Semiconductor nanostructures such as nanowires have opened the door to the next generation of electronic and photonic devices.
These nanostructures are typically fabricated using techniques such as lithography. However, chemicals used in these processes may cause defects in the product, significantly limiting the use of the nanostructures in real-world applications.
Now, researchers co-led by Asst Prof Kim Munho of NTU’s School of Electrical and Electronic Engineering have developed a method to fabricate nanostructures efficiently and uniformly. Called chemical-free nanotransfer printing, this technique enables fabrication of nanostructures without the use of harsh chemicals.
The scientists first prepared a mould with nanopatterns and coated it with metal. They then pressed the mould onto a silicon wafer at a pressure of five bar and heated it at 160 degrees Celsius for five minutes. Using the mould like a rubber stamp, the scientists demonstrated that they could directly produce the nanopatterns on the silicon wafer.
The researchers also showed that the technique can be combined with a manufacturing process called metal-assisted chemical etching to precisely fabricate 100 nanosized high-performance light sensors on a silicon wafer.

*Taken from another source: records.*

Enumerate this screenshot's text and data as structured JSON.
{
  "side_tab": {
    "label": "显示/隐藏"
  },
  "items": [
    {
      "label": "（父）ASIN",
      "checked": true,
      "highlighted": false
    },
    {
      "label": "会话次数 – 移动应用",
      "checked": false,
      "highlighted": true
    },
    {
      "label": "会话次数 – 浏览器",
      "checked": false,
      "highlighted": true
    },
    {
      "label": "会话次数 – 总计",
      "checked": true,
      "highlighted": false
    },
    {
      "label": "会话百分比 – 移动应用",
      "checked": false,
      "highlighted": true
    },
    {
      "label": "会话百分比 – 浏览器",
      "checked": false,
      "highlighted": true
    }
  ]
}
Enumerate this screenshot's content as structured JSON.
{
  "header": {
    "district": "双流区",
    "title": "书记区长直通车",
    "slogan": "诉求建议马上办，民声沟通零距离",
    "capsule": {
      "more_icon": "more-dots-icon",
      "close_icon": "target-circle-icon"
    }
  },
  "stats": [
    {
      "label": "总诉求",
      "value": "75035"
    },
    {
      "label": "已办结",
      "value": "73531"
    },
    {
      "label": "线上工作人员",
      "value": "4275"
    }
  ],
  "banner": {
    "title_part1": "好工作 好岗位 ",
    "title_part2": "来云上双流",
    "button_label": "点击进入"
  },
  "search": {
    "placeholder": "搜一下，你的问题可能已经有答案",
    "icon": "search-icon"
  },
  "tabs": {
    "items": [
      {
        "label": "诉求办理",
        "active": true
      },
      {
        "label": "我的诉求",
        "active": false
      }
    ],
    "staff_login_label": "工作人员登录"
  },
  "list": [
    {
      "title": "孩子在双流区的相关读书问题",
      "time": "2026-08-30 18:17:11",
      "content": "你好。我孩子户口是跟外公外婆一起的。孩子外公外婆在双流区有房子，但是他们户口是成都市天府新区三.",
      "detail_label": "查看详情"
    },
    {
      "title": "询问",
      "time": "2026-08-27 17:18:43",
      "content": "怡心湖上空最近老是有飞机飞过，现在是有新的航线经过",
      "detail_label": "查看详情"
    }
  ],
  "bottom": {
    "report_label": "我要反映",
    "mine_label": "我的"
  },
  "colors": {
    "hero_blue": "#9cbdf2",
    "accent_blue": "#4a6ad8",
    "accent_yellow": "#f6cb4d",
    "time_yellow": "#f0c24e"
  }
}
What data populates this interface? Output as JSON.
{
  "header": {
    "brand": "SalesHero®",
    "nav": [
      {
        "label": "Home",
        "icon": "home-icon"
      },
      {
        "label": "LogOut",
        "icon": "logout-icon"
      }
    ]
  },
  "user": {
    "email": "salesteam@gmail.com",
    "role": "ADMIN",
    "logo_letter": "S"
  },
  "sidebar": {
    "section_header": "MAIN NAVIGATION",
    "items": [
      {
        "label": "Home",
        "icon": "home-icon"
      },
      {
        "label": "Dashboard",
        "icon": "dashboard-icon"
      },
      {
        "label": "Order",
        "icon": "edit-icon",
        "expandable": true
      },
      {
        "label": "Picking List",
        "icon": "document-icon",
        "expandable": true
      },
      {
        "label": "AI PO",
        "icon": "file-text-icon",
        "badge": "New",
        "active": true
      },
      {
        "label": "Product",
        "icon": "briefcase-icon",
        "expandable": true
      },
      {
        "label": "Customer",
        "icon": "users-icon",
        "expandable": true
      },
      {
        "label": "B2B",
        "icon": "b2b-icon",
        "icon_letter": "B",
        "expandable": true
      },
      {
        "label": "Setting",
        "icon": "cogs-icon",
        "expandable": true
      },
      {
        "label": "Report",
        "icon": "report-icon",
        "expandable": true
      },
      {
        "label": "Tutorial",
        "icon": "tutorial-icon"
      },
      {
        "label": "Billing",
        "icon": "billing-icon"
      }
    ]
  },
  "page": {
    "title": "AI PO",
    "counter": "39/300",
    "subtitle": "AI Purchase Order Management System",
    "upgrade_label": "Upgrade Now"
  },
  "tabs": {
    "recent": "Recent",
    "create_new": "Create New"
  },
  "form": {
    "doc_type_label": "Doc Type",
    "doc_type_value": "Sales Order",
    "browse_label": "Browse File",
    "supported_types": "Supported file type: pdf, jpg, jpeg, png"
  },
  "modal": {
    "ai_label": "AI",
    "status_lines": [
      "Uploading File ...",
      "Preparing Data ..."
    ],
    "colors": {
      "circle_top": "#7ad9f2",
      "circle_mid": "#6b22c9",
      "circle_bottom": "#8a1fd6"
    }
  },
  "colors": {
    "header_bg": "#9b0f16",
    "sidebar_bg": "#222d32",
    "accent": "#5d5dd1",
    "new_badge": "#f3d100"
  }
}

“We hope that this breakthrough can solve the critical bottlenecks of scalability, uniformity, controllability and reproducibility in the manufacture of nanostructures used in electronic devices,” says Asst Prof Kim.